Obviously, people are using their own moral standards to judge others. People who make such statements are really saying more about themselves than they are about me.

Do you feel like you’ve matured since your time in D.C.?
I was in D.C. last week, and I was still getting trashed and making out with strangers in my hotel room. I realized that I haven’t changed my behavior in any way. One day, I won’t be able to do this stuff anymore, so I want to have as much fun as possible before I get married/die. In a way I’m like Jerri Blank when she says, "I’m still doing all of the wrong things, but now I’m doing them for the right reasons."

What are the best and worst things that have happened to you since your blog was discovered?
Getting a good review from The Washington Post is up there. And The New York Times Book Review made me cry, I was so happy when I read it. Both times, I felt like it was all worth it. The low-point was crying to my agent because I didn’t think I could finish the book in time. When you know that there are people rooting for your failure, you put so much more pressure on yourself. That’s when I started doubling my medication.

When you did a reading at Olsson’s in DC, you got served with papers from a lawsuit by Rob Steinbuch, "RS" from your blog. Can we expect anything as exciting to happen tonight at Astor Place?
My father will be there, and it’s his birthday. I’m sure someone will ruin it by asking a rude question during the Q&A.

After your publicity duties for your novel die down, what’s next on your agenda?
I want to finish my next book proposal before I go back to work, but I hate making plans. Every time I make plans, my life goes haywire and I have to start all over again.

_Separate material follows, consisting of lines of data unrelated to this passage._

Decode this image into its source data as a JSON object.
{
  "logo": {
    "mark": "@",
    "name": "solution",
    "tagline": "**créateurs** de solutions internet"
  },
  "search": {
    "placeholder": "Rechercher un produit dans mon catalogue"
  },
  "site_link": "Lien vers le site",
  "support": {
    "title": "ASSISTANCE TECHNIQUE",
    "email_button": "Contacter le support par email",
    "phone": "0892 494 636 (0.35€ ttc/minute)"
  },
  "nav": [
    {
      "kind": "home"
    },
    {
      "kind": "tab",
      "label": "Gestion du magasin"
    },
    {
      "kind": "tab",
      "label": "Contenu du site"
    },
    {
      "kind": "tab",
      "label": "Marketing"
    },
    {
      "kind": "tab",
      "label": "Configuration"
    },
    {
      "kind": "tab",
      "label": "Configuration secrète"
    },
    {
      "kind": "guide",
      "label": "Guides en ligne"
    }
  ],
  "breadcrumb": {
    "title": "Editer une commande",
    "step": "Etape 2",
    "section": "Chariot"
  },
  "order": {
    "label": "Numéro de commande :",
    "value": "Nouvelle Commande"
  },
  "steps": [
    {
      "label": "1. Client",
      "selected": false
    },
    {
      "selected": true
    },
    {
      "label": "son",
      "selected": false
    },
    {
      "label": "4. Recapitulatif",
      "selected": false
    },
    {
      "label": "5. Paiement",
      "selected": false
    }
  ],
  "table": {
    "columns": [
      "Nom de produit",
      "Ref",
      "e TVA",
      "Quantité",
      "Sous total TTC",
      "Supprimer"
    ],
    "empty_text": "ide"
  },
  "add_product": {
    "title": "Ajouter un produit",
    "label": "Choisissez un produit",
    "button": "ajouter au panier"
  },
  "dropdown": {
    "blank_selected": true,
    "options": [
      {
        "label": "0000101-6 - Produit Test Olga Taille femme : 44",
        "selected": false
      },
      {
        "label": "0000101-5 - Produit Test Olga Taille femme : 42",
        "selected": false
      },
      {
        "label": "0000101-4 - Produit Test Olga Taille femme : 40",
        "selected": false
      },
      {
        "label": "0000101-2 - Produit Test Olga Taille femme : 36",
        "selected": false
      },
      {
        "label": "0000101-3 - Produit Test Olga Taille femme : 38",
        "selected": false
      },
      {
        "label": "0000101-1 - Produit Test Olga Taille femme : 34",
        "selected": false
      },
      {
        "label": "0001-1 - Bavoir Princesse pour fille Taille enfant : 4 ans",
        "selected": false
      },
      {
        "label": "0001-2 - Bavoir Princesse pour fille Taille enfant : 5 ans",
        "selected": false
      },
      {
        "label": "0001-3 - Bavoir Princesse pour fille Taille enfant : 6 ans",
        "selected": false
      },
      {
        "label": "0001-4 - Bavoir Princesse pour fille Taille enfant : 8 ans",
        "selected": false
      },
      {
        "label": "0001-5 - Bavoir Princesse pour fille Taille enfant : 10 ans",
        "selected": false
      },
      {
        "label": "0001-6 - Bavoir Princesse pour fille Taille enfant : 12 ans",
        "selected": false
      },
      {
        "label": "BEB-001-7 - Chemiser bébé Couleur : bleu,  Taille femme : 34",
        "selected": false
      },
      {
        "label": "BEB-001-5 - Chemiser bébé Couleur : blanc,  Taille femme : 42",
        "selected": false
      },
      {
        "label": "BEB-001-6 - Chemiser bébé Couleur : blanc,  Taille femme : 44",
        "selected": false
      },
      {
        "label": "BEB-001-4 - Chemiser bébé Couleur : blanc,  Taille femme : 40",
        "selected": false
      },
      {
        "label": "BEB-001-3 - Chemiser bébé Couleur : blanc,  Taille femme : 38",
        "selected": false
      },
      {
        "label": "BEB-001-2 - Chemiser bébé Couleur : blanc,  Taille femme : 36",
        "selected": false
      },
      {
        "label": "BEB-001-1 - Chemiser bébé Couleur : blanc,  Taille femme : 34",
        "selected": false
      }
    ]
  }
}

Jessica Cutler reads from and signs The Washingtonienne at 7 pm tonight at Barnes & Noble Astor Place. Her novel, The Washingtonienne, is out now. The archive of her blog, The Washingtonienne, can be found here.

Photo by Mark Dolan